Setup Your Kitchen Light Right
Today’s kitchens increasingly function on two levels: as a place to prepare food and also as a place where people seem to congregate and entertain informally. The key to effective kitchen lighting thus lies in echoing that balance between form and function so as to offer a warm inviting ambiance yet also create brightly lit task areas.
Resolving this dichotomy is not actually as difficult as many people imagine. The simplest solution is to totally avoid trying to meet these various competing demands with one set of lights. Instead, use multiple sets of lights each designed for a specific purpose and assigned to its own switch.
Even more effective is to fit dimmer switches to finely control the balance between the various lighting circuits. Now if you need to prepare food you can wash the work surfaces with bright task lighting. But if you’re intending a relaxed meal at the kitchen table then you can dim the under-cabinet lights and throw a pool of light just on the table. Height adjustable pendant lights are ideal for this since you can eliminate glare from the light source itself.
There are three main categories of kitchen lighting: ambient, task and accent/decorative lighting. These should be familiar to anyone with a basic understanding of home lighting design. Ideally, you should aim to assign each of these groups to its own circuit so the various elements can be individually controlled and blended with each other as required. But if you find that you need task lighting in say two separate zones then further subdivide your task lighting onto two switches.
Let’s examine each of these categories, in turn, beginning with ambient lighting. Ambient light sets the overall background lighting level. Without it, any other lights would stand out too prominently and cast pools of bright illumination contrasting heavily with surrounding dark areas. The best form of ambient light for a kitchen is typically found in recessed down lights and like all ambient lighting, these should always be assigned to dimmer switches to control the background level.

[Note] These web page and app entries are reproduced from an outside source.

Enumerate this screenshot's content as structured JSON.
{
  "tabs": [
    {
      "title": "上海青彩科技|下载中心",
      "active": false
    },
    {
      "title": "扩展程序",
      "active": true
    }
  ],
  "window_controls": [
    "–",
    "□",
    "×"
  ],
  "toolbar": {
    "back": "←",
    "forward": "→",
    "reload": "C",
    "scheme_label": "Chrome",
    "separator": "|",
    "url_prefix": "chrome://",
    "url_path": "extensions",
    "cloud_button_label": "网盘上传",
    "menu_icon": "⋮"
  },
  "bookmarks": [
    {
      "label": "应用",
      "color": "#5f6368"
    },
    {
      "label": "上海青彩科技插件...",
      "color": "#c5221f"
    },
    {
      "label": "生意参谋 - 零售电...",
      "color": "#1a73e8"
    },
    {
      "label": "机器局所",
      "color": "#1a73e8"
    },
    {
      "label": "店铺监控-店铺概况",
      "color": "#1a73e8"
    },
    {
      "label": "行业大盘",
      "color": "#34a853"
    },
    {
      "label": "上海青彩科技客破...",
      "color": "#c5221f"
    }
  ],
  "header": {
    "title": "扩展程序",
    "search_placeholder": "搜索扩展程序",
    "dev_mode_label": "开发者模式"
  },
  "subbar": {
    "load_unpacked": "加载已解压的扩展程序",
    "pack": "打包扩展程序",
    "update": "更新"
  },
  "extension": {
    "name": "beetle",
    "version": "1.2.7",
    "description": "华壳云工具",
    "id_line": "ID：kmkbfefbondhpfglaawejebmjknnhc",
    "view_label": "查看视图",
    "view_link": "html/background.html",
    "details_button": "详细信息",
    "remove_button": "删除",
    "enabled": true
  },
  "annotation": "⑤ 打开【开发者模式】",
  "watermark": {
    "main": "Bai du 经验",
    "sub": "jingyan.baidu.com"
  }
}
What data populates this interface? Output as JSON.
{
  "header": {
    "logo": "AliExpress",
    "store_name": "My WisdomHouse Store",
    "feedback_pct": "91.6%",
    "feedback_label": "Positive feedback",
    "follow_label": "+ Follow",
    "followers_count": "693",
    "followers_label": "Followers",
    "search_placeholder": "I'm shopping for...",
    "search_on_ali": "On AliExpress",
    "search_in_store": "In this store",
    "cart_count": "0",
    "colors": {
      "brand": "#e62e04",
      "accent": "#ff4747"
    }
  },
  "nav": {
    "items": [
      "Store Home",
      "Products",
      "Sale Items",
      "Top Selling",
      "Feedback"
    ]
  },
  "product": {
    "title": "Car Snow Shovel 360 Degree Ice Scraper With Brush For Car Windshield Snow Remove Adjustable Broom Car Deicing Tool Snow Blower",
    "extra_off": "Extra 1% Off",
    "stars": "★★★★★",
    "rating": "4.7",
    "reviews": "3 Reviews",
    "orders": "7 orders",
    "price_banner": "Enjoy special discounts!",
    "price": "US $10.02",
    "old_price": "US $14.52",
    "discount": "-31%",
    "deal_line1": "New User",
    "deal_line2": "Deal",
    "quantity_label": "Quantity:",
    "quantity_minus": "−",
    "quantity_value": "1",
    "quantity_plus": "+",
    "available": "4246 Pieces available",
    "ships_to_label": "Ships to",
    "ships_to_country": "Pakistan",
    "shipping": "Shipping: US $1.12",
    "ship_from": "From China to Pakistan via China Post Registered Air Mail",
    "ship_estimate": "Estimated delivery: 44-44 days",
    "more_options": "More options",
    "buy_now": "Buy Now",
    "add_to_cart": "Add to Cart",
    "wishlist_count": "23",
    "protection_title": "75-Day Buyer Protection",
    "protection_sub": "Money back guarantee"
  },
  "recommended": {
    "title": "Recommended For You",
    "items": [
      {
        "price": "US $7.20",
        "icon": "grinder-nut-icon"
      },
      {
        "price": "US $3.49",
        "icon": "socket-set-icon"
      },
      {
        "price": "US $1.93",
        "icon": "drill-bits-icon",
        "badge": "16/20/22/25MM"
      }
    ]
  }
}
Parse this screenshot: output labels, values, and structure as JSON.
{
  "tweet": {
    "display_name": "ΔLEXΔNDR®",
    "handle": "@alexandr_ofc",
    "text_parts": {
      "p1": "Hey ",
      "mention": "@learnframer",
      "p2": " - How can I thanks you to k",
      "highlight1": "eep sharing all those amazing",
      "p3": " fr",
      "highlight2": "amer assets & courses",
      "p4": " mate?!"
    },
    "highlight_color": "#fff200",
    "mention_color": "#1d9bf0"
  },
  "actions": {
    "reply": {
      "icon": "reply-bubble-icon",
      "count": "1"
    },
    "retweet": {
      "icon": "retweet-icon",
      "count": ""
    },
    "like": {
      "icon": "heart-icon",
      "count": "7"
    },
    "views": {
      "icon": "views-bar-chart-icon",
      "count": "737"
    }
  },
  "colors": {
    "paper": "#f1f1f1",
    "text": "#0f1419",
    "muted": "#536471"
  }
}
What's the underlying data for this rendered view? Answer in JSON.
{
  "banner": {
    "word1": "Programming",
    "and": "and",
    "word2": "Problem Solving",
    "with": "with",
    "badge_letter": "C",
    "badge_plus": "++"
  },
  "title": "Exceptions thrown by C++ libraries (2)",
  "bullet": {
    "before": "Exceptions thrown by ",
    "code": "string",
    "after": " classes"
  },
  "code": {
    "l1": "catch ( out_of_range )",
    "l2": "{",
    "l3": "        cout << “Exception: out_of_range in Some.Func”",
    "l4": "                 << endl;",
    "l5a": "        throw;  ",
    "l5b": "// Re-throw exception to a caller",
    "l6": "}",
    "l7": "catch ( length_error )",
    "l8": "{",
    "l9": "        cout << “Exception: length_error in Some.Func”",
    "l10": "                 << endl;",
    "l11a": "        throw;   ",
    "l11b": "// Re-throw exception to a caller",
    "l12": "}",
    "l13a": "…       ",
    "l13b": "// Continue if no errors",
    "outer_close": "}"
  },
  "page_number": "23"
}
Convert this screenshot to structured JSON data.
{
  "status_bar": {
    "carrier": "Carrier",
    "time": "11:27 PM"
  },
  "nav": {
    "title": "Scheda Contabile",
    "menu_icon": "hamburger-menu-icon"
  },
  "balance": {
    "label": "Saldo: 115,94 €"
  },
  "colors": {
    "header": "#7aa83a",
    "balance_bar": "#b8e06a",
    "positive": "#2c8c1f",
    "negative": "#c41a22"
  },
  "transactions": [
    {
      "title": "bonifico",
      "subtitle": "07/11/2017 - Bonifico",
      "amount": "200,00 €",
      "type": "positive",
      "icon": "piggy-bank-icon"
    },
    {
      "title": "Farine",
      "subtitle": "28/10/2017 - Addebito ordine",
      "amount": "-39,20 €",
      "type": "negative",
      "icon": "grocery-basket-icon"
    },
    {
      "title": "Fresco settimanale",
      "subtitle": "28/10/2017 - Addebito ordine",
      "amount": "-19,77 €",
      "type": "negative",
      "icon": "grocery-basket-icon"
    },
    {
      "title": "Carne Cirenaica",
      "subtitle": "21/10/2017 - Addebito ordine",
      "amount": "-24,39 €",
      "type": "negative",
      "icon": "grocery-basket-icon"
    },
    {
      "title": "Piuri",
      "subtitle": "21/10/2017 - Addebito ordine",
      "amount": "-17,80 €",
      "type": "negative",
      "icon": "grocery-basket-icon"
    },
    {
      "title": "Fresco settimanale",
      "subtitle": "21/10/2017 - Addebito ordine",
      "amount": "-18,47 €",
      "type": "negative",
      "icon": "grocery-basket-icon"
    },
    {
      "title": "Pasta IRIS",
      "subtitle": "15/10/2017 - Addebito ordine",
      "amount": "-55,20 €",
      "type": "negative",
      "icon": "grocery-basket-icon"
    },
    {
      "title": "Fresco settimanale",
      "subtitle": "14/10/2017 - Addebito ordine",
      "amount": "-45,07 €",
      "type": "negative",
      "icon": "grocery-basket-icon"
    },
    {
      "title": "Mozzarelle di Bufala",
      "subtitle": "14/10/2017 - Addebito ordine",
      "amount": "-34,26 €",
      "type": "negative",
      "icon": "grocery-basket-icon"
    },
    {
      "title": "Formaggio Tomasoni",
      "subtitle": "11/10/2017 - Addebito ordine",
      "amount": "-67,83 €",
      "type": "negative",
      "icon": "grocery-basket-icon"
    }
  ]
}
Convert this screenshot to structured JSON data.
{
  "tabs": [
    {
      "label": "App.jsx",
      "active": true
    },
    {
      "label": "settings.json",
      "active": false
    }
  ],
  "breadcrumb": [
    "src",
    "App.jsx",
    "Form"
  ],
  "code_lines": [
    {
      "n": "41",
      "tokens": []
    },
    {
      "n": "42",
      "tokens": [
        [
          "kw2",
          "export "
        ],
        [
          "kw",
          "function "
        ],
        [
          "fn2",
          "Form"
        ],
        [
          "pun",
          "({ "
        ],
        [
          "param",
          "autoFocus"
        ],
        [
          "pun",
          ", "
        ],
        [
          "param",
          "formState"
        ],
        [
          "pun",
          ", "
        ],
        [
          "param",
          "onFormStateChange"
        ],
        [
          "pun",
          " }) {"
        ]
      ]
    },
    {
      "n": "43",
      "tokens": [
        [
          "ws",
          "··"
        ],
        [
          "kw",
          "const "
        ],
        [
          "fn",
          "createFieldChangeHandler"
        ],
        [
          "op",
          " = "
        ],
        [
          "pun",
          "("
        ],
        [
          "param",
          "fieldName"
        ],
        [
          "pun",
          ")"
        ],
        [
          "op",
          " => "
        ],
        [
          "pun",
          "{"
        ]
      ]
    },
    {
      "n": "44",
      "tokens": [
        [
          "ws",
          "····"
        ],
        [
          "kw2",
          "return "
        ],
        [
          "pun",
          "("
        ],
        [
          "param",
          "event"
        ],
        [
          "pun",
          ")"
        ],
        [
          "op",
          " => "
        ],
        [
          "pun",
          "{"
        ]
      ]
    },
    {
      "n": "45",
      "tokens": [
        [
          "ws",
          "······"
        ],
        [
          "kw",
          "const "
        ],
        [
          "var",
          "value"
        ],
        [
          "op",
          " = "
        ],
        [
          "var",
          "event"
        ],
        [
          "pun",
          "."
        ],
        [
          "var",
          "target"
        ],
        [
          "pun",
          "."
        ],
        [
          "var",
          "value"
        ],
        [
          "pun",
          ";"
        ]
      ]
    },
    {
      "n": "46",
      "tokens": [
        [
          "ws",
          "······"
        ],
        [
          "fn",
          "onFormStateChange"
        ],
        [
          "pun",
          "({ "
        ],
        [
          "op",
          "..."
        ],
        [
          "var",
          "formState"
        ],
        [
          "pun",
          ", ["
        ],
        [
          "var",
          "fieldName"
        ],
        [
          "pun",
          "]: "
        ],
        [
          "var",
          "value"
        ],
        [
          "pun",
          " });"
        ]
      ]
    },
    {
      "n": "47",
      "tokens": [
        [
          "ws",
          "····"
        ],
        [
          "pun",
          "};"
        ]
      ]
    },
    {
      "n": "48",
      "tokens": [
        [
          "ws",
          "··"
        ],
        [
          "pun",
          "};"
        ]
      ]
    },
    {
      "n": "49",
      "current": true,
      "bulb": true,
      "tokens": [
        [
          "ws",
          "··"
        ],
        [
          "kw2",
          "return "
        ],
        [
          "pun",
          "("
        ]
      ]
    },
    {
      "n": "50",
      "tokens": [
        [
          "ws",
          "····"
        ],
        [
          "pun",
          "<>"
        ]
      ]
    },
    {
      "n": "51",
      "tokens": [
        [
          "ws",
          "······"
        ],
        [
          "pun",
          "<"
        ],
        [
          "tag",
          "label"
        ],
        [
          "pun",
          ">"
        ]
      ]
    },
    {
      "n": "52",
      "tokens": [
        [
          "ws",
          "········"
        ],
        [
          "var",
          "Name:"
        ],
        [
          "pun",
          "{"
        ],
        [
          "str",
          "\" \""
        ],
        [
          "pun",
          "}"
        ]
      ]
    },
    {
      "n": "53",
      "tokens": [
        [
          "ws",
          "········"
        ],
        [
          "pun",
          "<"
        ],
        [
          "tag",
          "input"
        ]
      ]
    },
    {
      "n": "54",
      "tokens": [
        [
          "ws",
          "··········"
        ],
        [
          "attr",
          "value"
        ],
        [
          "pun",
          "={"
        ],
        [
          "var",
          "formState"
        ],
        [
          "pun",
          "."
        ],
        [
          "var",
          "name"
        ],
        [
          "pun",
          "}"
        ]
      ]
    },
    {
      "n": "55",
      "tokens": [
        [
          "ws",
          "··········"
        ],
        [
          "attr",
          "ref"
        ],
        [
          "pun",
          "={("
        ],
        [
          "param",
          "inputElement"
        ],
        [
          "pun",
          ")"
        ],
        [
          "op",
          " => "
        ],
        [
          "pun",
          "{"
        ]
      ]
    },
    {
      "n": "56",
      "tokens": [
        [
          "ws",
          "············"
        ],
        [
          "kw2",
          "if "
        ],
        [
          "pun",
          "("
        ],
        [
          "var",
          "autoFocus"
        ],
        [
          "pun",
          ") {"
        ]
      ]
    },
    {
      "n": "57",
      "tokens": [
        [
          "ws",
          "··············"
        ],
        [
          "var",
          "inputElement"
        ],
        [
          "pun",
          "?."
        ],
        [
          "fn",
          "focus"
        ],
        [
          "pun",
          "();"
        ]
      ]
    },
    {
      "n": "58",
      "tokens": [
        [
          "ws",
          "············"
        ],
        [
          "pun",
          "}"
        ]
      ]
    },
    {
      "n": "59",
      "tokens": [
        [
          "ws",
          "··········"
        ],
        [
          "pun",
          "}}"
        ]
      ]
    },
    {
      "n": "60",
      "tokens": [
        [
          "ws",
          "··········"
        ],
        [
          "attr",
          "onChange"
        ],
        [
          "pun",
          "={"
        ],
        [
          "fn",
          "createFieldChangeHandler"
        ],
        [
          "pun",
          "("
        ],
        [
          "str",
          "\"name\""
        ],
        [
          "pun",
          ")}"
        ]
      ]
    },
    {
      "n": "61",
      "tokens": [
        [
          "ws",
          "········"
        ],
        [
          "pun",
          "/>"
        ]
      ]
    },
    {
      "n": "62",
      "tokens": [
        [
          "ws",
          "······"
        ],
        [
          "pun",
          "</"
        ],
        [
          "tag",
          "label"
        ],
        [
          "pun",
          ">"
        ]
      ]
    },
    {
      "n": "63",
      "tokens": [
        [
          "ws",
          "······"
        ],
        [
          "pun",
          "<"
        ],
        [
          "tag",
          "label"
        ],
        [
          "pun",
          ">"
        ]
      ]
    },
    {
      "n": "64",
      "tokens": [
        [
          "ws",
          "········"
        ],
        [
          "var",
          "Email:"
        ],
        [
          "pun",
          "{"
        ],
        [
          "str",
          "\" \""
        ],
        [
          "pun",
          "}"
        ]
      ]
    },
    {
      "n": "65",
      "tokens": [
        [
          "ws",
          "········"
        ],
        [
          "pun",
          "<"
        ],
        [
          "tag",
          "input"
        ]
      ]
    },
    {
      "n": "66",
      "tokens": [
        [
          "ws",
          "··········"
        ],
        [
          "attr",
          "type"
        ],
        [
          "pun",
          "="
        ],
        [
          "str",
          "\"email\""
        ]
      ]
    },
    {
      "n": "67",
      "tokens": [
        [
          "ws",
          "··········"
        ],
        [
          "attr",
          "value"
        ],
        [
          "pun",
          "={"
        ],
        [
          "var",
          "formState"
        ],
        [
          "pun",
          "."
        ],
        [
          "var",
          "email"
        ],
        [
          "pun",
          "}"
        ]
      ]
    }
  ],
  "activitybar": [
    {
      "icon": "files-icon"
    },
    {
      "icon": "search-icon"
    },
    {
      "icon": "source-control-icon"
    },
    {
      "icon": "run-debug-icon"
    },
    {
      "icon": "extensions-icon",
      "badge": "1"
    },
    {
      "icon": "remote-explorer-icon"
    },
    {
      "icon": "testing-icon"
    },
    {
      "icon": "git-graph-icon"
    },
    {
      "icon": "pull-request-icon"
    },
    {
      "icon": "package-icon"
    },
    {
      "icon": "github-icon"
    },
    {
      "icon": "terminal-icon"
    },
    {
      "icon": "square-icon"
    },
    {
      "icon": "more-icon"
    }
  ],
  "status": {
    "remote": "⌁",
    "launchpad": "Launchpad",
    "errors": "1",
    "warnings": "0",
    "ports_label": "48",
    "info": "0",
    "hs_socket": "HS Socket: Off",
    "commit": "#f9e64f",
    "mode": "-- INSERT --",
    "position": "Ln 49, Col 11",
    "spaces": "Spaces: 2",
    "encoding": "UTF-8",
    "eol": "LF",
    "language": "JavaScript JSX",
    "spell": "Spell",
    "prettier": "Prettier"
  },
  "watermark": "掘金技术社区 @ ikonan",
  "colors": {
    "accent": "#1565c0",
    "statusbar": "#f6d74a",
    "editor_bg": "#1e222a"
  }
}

Kitchens are naturally home to sharp knives, hot substances and food whose quality needs to be inspected and so bright, focused task lighting that doesn’t create shadows is crucial. The best form of task lighting is slightly in front of you and directly above where you are working and doesn’t shine in your eyes. In most kitchens, the ideal answer is therefore under cabinet lighting (and these days LED under cabinet lighting as this runs cool and costs very little even if left on for extended periods).
Accent and decorative and lights are used to add interest and highlight off particular features. Low heat LED strip lights and spot lights are made for this since they are easy to install pretty much anywhere and can be set very close to objects or even into surfaces. An obvious area to really go to town is with kitchen island lighting since this usually forms the central feature in the kitchen.
Finally a few expert kitchen lighting ideas… Cluster down lights around particular areas and/or above materials that will reflect the light well. Hang pendant lights fairly low over tables and kitchen islands to focus the light pool (for maximum flexibility use a height-adjustable fitting). Consider lighting at all the levels typically found in a kitchen, not just the ceiling or just beneath wall units.
Lastly, don’t forget the floor – plinth lights and LED kitchen lighting set into to the toe kick board will bathe the floor with light, enhance the impression of space and make the units appear to float.
Lighting the Kitchen Sink
Lighting the kitchen area has its benefits for both functional and aesthetical purposes, but no so more than the kitchen sink. This area of the kitchen can certainly benefit from its own lighting fixture and in most cases, it’s drawn into the building plans of a home. But don’t settle for a single ballast and switch. Turn your kitchen sink lighting scheme into something practical and beautiful to accent the most common area in the kitchen—the sink.
To get the most out of your kitchen lighting setup, it’s crucial that you install several forms of lighting to help illuminate the kitchen sink area. This typically involves some form of task lighting source for directing bright light to the work space and an ambient source to illuminate the entire area and soften the effect of the direct task light. Florescent lights work best for ambient light sources while flood style bulbs work best for task style lighting sources. No matter what lighting source you choose, be sure to layer your lights appropriately for the best effect when lighting the kitchen sink area.
LED Track Lights
These lighting sources work excellent for over the kitchen sink area. They can be set directly overhead of the sink and directed to several locations around the kitchen counter space. LED track ceiling lights don’t consume a large amount of energy but produce more lumens than a traditional bulb system. They also are very small and don’t produce a lot of heat which is good when you’re already working in a hot location. Most LED track lights are easy to install in existing locations and wire directly to any conventional 110V electrical feed.
Another fashionable yet functional lighting solution for over kitchen sinks is to install a hanging light. These lights are also known as pendant lights and range in size from very small LED fixtures to large and in charge heavy-duty style ballasts. With a pendant-style fixture, you can be sure you’re going to get a task light that works well to light your kitchen sink—and look good doing it. Some hanging style lights use a thin cord while others use a chain. But no matter what hanging lighting source you install over your kitchen sink, be sure that you have at least seven feet of space from the ground to the bottom of the light fixture to prevent anyone from contacting the fixture.